Education, Industry Groups Focused on Student Readiness in the Workplace
The National School Boards Association’s new report offers to help industry groups interact better with school districts to prepare “life-ready” graduates.
Associations know all too well that despite many well-paying jobs available in the industries they represent—whether construction or hospitality—there aren’t enough applicants willing or prepared to fill those positions.
Recognizing the widening skills gap, the National School Boards Association is offering recommendations on what school boards can do to produce students with “life-ready” skills that will help them be better prepared for college, career, or life.
“We saw a couple of major roles that school boards can play,” said Thomas Gentzel, NSBA CEO and executive director. “One is to be aware of some of these career opportunities—industries that may have well-paying jobs and are having trouble recruiting candidates.”
As part of this work, NSBA released “A Report of the Commission to Close the Skills Gap [PDF].” The document was created by a commission composed of members from NSBA and 10 industry groups, including the American Health Information Management Association, American Hotel and Lodging Association, and National Restaurant Association.
The report contends school boards can help widen the pool of job-ready applicants for unfilled jobs.

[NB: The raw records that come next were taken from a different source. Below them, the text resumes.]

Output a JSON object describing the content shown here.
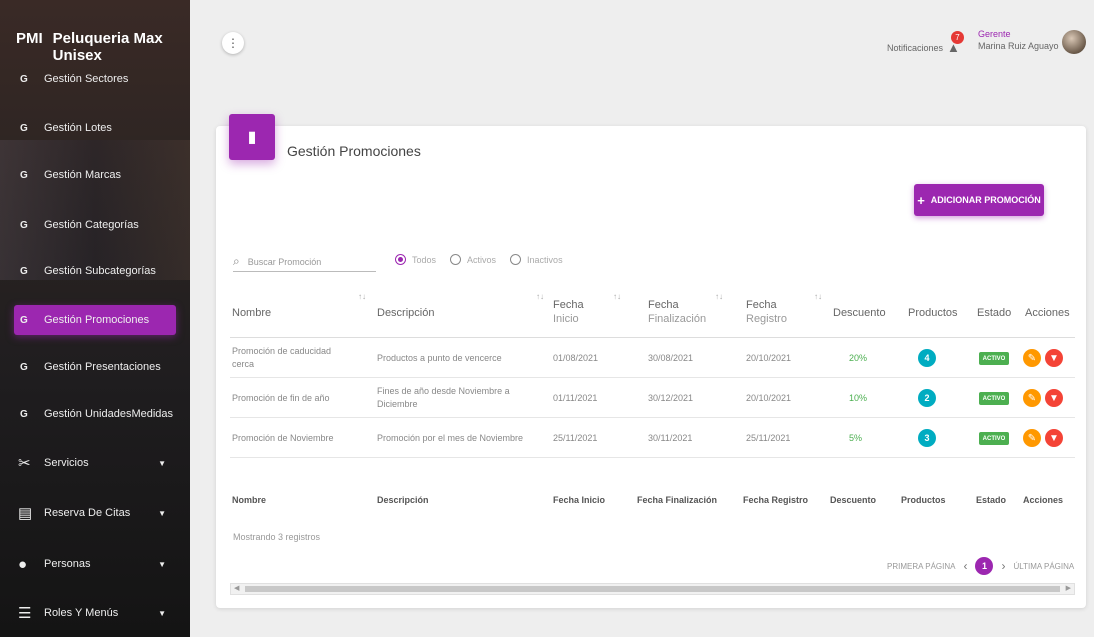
{
  "brand": {
    "abbr": "PMI",
    "name": "Peluqueria Max Unisex"
  },
  "sidebar": {
    "items": [
      {
        "abbr": "G",
        "label": "Gestión Sectores"
      },
      {
        "abbr": "G",
        "label": "Gestión Lotes"
      },
      {
        "abbr": "G",
        "label": "Gestión Marcas"
      },
      {
        "abbr": "G",
        "label": "Gestión Categorías"
      },
      {
        "abbr": "G",
        "label": "Gestión Subcategorías"
      },
      {
        "abbr": "G",
        "label": "Gestión Promociones"
      },
      {
        "abbr": "G",
        "label": "Gestión Presentaciones"
      },
      {
        "abbr": "G",
        "label": "Gestión UnidadesMedidas"
      }
    ],
    "sections": [
      {
        "icon": "scissors-icon",
        "label": "Servicios"
      },
      {
        "icon": "calendar-icon",
        "label": "Reserva De Citas"
      },
      {
        "icon": "person-icon",
        "label": "Personas"
      },
      {
        "icon": "list-icon",
        "label": "Roles Y Menús"
      }
    ]
  },
  "topbar": {
    "notifications_label": "Notificaciones",
    "notifications_count": "7",
    "user_role": "Gerente",
    "user_name": "Marina Ruiz Aguayo"
  },
  "page": {
    "title": "Gestión Promociones",
    "add_button": "ADICIONAR PROMOCIÓN",
    "search_placeholder": "Buscar Promoción",
    "filters": [
      "Todos",
      "Activos",
      "Inactivos"
    ],
    "selected_filter": "Todos"
  },
  "table": {
    "headers": {
      "nombre": "Nombre",
      "descripcion": "Descripción",
      "fecha_inicio_1": "Fecha",
      "fecha_inicio_2": "Inicio",
      "fecha_fin_1": "Fecha",
      "fecha_fin_2": "Finalización",
      "fecha_reg_1": "Fecha",
      "fecha_reg_2": "Registro",
      "descuento": "Descuento",
      "productos": "Productos",
      "estado": "Estado",
      "acciones": "Acciones"
    },
    "footer": {
      "nombre": "Nombre",
      "descripcion": "Descripción",
      "fecha_inicio": "Fecha Inicio",
      "fecha_fin": "Fecha Finalización",
      "fecha_reg": "Fecha Registro",
      "descuento": "Descuento",
      "productos": "Productos",
      "estado": "Estado",
      "acciones": "Acciones"
    },
    "rows": [
      {
        "nombre_1": "Promoción de caducidad",
        "nombre_2": "cerca",
        "desc_1": "Productos a punto de vencerce",
        "desc_2": "",
        "inicio": "01/08/2021",
        "fin": "30/08/2021",
        "registro": "20/10/2021",
        "descuento": "20%",
        "productos": "4",
        "estado": "ACTIVO"
      },
      {
        "nombre_1": "Promoción de fin de año",
        "nombre_2": "",
        "desc_1": "Fines de año desde Noviembre a",
        "desc_2": "Diciembre",
        "inicio": "01/11/2021",
        "fin": "30/12/2021",
        "registro": "20/10/2021",
        "descuento": "10%",
        "productos": "2",
        "estado": "ACTIVO"
      },
      {
        "nombre_1": "Promoción de Noviembre",
        "nombre_2": "",
        "desc_1": "Promoción por el mes de Noviembre",
        "desc_2": "",
        "inicio": "25/11/2021",
        "fin": "30/11/2021",
        "registro": "25/11/2021",
        "descuento": "5%",
        "productos": "3",
        "estado": "ACTIVO"
      }
    ]
  },
  "summary": {
    "showing": "Mostrando 3 registros"
  },
  "pagination": {
    "first": "PRIMERA PÁGINA",
    "current": "1",
    "last": "ÚLTIMA PÁGINA"
  },
  "colors": {
    "accent": "#9c27b0",
    "success": "#4caf50",
    "info": "#00acc1",
    "warning": "#ff9800",
    "danger": "#f44336"
  }
}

The commission recommends schools put “equivalent focus” on career readiness and college readiness.
“I think there has been a very strong emphasis on college preparation,” Gentzel said. “One of the goals of the report is to point out there are 7 million jobs unfilled. Many are well-paying jobs that don’t require a college degree. Some require technical training or certificates.”
Get a Little Closer
The report also encourages a closer relationship between industry associations and schools. “What we heard from the business groups was some frustration that they had,” Gentzel said. “I think it came about both because many of them were trying to go school by school, knocking on doors of high schools, to talk about some of the certification programs they had. It was slow going, and it was difficult to get the attention of school officials.”
Even when business leaders got school officials’ attention, the process was often halted shortly after it started. “They were working high school principal to high school principal, and when they got a principal that was excited, the person then had to go up [the leadership chain] to get approval,” Gentzel said. That process could take weeks or months and slow momentum. “We are encouraging those conversations to start at a high level and work their way down.”
Local school boards can be particularly helpful because they are in charge of curriculum, course offerings, and graduation requirements for their districts. “There are opportunities that many associations provide—training programs, resources, credentialing programs,” Gentzel said. “That’s where we thought the partnership between NSBA and our state associations could help. We could get that information out to the schools.”
He noted that boards can help get the word out to students about industry certification programs or take it a step further and add programs to the curriculum. “There are apprenticeship programs, internship programs, work experiences they can get credit for,” he said. “Those are all programs that have to be developed by school districts.”
The goal for NSBA members is to produce well-prepared students, and Gentzel thinks that getting industry more involved will help both sides. “This is about what students need to be successful when leaving high school,” Gentzel said. “I think we have all the traditional and strong relationships with the education community. We went to reach out to people who might be less-likely partners but have shared interests.”